BEGIN Source material
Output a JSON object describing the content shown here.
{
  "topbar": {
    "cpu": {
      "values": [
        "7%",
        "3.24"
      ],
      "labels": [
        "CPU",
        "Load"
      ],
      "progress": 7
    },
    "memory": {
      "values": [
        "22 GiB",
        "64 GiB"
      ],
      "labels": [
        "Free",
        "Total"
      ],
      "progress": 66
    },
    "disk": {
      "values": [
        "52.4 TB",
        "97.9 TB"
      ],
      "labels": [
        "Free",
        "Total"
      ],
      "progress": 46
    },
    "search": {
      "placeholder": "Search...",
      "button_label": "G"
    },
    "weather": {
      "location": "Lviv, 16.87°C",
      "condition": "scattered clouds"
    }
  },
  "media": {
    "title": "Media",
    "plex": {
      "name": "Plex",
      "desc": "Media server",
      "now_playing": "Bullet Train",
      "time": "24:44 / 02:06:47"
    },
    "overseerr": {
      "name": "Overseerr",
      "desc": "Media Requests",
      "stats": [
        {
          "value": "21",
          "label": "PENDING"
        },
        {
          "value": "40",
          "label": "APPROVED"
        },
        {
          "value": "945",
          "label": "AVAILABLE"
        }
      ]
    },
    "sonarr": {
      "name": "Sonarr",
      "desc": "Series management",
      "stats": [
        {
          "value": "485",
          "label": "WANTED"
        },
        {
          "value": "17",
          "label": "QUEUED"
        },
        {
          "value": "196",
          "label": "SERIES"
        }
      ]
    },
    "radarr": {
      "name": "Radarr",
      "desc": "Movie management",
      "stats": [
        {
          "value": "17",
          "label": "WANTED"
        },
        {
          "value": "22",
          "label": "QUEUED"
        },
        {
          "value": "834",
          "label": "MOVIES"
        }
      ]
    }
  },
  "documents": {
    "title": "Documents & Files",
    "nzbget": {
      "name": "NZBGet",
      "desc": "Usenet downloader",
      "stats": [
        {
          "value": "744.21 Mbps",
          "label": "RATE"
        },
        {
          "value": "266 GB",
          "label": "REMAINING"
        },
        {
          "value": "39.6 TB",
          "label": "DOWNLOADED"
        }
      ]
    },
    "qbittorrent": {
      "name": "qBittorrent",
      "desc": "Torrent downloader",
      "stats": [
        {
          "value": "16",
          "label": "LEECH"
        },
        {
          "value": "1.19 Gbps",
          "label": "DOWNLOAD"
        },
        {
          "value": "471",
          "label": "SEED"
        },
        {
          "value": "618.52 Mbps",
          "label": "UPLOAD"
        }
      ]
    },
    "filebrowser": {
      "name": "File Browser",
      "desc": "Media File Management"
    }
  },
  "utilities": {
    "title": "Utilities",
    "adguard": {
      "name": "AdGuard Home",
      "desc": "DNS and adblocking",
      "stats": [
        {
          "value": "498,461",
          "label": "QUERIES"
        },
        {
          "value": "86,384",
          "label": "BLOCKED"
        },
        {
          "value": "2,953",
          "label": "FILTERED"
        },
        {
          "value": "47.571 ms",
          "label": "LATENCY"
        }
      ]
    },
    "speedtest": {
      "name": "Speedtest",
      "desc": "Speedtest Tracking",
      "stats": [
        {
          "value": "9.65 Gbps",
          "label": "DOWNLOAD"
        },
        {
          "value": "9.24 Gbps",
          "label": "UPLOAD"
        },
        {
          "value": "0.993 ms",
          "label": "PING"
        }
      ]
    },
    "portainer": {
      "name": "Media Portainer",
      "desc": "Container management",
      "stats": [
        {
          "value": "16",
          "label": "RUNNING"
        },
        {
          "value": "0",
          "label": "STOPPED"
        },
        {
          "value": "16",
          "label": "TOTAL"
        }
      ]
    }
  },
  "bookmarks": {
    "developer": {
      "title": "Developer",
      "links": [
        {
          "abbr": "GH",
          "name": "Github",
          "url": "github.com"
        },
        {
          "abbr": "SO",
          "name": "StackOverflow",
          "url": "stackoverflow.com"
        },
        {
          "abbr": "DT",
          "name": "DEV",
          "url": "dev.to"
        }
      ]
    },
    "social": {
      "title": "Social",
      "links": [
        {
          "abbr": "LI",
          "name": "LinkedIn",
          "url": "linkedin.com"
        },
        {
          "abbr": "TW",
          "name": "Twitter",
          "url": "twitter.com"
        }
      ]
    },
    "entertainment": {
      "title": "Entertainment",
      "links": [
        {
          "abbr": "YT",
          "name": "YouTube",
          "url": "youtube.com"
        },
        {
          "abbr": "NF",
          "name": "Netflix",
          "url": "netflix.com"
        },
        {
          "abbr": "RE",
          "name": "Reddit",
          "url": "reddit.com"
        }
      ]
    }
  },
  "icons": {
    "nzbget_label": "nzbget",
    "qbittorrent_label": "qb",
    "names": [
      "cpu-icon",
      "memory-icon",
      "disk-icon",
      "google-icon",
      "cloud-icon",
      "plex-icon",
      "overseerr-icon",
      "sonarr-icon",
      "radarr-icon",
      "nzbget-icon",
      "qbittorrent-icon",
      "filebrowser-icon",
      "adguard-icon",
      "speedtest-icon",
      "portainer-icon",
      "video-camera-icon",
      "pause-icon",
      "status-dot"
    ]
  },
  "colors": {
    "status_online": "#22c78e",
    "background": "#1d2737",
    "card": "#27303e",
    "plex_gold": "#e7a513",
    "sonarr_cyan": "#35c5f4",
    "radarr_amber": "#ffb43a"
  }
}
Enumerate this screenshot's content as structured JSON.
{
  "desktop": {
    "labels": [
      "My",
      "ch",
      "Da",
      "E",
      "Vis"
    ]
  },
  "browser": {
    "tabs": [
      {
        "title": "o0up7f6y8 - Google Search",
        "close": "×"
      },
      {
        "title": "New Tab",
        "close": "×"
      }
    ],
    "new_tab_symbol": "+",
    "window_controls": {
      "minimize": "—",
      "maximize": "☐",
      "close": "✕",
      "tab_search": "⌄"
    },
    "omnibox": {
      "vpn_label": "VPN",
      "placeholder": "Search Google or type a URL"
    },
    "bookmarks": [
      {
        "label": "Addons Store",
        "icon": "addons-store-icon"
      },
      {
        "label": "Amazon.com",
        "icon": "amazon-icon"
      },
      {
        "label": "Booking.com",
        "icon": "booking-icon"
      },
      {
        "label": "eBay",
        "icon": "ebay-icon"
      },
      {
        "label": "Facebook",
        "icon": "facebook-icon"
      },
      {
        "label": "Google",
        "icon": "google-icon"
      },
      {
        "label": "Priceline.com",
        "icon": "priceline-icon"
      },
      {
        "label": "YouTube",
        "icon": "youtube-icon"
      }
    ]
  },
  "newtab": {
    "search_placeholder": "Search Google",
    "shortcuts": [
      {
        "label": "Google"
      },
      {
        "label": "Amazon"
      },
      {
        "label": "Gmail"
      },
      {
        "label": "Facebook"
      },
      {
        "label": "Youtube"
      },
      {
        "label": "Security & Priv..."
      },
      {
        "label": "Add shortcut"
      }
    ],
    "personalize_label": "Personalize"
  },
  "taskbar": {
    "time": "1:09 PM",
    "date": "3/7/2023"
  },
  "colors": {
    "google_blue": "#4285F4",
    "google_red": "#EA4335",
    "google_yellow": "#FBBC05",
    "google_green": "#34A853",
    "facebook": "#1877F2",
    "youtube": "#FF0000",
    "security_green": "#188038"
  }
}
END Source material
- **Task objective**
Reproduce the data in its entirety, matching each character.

- **Expected output**
Output a JSON object describing the content shown here.
{
  "topbar": {
    "cpu": {
      "values": [
        "7%",
        "3.24"
      ],
      "labels": [
        "CPU",
        "Load"
      ],
      "progress": 7
    },
    "memory": {
      "values": [
        "22 GiB",
        "64 GiB"
      ],
      "labels": [
        "Free",
        "Total"
      ],
      "progress": 66
    },
    "disk": {
      "values": [
        "52.4 TB",
        "97.9 TB"
      ],
      "labels": [
        "Free",
        "Total"
      ],
      "progress": 46
    },
    "search": {
      "placeholder": "Search...",
      "button_label": "G"
    },
    "weather": {
      "location": "Lviv, 16.87°C",
      "condition": "scattered clouds"
    }
  },
  "media": {
    "title": "Media",
    "plex": {
      "name": "Plex",
      "desc": "Media server",
      "now_playing": "Bullet Train",
      "time": "24:44 / 02:06:47"
    },
    "overseerr": {
      "name": "Overseerr",
      "desc": "Media Requests",
      "stats": [
        {
          "value": "21",
          "label": "PENDING"
        },
        {
          "value": "40",
          "label": "APPROVED"
        },
        {
          "value": "945",
          "label": "AVAILABLE"
        }
      ]
    },
    "sonarr": {
      "name": "Sonarr",
      "desc": "Series management",
      "stats": [
        {
          "value": "485",
          "label": "WANTED"
        },
        {
          "value": "17",
          "label": "QUEUED"
        },
        {
          "value": "196",
          "label": "SERIES"
        }
      ]
    },
    "radarr": {
      "name": "Radarr",
      "desc": "Movie management",
      "stats": [
        {
          "value": "17",
          "label": "WANTED"
        },
        {
          "value": "22",
          "label": "QUEUED"
        },
        {
          "value": "834",
          "label": "MOVIES"
        }
      ]
    }
  },
  "documents": {
    "title": "Documents & Files",
    "nzbget": {
      "name": "NZBGet",
      "desc": "Usenet downloader",
      "stats": [
        {
          "value": "744.21 Mbps",
          "label": "RATE"
        },
        {
          "value": "266 GB",
          "label": "REMAINING"
        },
        {
          "value": "39.6 TB",
          "label": "DOWNLOADED"
        }
      ]
    },
    "qbittorrent": {
      "name": "qBittorrent",
      "desc": "Torrent downloader",
      "stats": [
        {
          "value": "16",
          "label": "LEECH"
        },
        {
          "value": "1.19 Gbps",
          "label": "DOWNLOAD"
        },
        {
          "value": "471",
          "label": "SEED"
        },
        {
          "value": "618.52 Mbps",
          "label": "UPLOAD"
        }
      ]
    },
    "filebrowser": {
      "name": "File Browser",
      "desc": "Media File Management"
    }
  },
  "utilities": {
    "title": "Utilities",
    "adguard": {
      "name": "AdGuard Home",
      "desc": "DNS and adblocking",
      "stats": [
        {
          "value": "498,461",
          "label": "QUERIES"
        },
        {
          "value": "86,384",
          "label": "BLOCKED"
        },
        {
          "value": "2,953",
          "label": "FILTERED"
        },
        {
          "value": "47.571 ms",
          "label": "LATENCY"
        }
      ]
    },
    "speedtest": {
      "name": "Speedtest",
      "desc": "Speedtest Tracking",
      "stats": [
        {
          "value": "9.65 Gbps",
          "label": "DOWNLOAD"
        },
        {
          "value": "9.24 Gbps",
          "label": "UPLOAD"
        },
        {
          "value": "0.993 ms",
          "label": "PING"
        }
      ]
    },
    "portainer": {
      "name": "Media Portainer",
      "desc": "Container management",
      "stats": [
        {
          "value": "16",
          "label": "RUNNING"
        },
        {
          "value": "0",
          "label": "STOPPED"
        },
        {
          "value": "16",
          "label": "TOTAL"
        }
      ]
    }
  },
  "bookmarks": {
    "developer": {
      "title": "Developer",
      "links": [
        {
          "abbr": "GH",
          "name": "Github",
          "url": "github.com"
        },
        {
          "abbr": "SO",
          "name": "StackOverflow",
          "url": "stackoverflow.com"
        },
        {
          "abbr": "DT",
          "name": "DEV",
          "url": "dev.to"
        }
      ]
    },
    "social": {
      "title": "Social",
      "links": [
        {
          "abbr": "LI",
          "name": "LinkedIn",
          "url": "linkedin.com"
        },
        {
          "abbr": "TW",
          "name": "Twitter",
          "url": "twitter.com"
        }
      ]
    },
    "entertainment": {
      "title": "Entertainment",
      "links": [
        {
          "abbr": "YT",
          "name": "YouTube",
          "url": "youtube.com"
        },
        {
          "abbr": "NF",
          "name": "Netflix",
          "url": "netflix.com"
        },
        {
          "abbr": "RE",
          "name": "Reddit",
          "url": "reddit.com"
        }
      ]
    }
  },
  "icons": {
    "nzbget_label": "nzbget",
    "qbittorrent_label": "qb",
    "names": [
      "cpu-icon",
      "memory-icon",
      "disk-icon",
      "google-icon",
      "cloud-icon",
      "plex-icon",
      "overseerr-icon",
      "sonarr-icon",
      "radarr-icon",
      "nzbget-icon",
      "qbittorrent-icon",
      "filebrowser-icon",
      "adguard-icon",
      "speedtest-icon",
      "portainer-icon",
      "video-camera-icon",
      "pause-icon",
      "status-dot"
    ]
  },
  "colors": {
    "status_online": "#22c78e",
    "background": "#1d2737",
    "card": "#27303e",
    "plex_gold": "#e7a513",
    "sonarr_cyan": "#35c5f4",
    "radarr_amber": "#ffb43a"
  }
}
Enumerate this screenshot's content as structured JSON.
{
  "desktop": {
    "labels": [
      "My",
      "ch",
      "Da",
      "E",
      "Vis"
    ]
  },
  "browser": {
    "tabs": [
      {
        "title": "o0up7f6y8 - Google Search",
        "close": "×"
      },
      {
        "title": "New Tab",
        "close": "×"
      }
    ],
    "new_tab_symbol": "+",
    "window_controls": {
      "minimize": "—",
      "maximize": "☐",
      "close": "✕",
      "tab_search": "⌄"
    },
    "omnibox": {
      "vpn_label": "VPN",
      "placeholder": "Search Google or type a URL"
    },
    "bookmarks": [
      {
        "label": "Addons Store",
        "icon": "addons-store-icon"
      },
      {
        "label": "Amazon.com",
        "icon": "amazon-icon"
      },
      {
        "label": "Booking.com",
        "icon": "booking-icon"
      },
      {
        "label": "eBay",
        "icon": "ebay-icon"
      },
      {
        "label": "Facebook",
        "icon": "facebook-icon"
      },
      {
        "label": "Google",
        "icon": "google-icon"
      },
      {
        "label": "Priceline.com",
        "icon": "priceline-icon"
      },
      {
        "label": "YouTube",
        "icon": "youtube-icon"
      }
    ]
  },
  "newtab": {
    "search_placeholder": "Search Google",
    "shortcuts": [
      {
        "label": "Google"
      },
      {
        "label": "Amazon"
      },
      {
        "label": "Gmail"
      },
      {
        "label": "Facebook"
      },
      {
        "label": "Youtube"
      },
      {
        "label": "Security & Priv..."
      },
      {
        "label": "Add shortcut"
      }
    ],
    "personalize_label": "Personalize"
  },
  "taskbar": {
    "time": "1:09 PM",
    "date": "3/7/2023"
  },
  "colors": {
    "google_blue": "#4285F4",
    "google_red": "#EA4335",
    "google_yellow": "#FBBC05",
    "google_green": "#34A853",
    "facebook": "#1877F2",
    "youtube": "#FF0000",
    "security_green": "#188038"
  }
}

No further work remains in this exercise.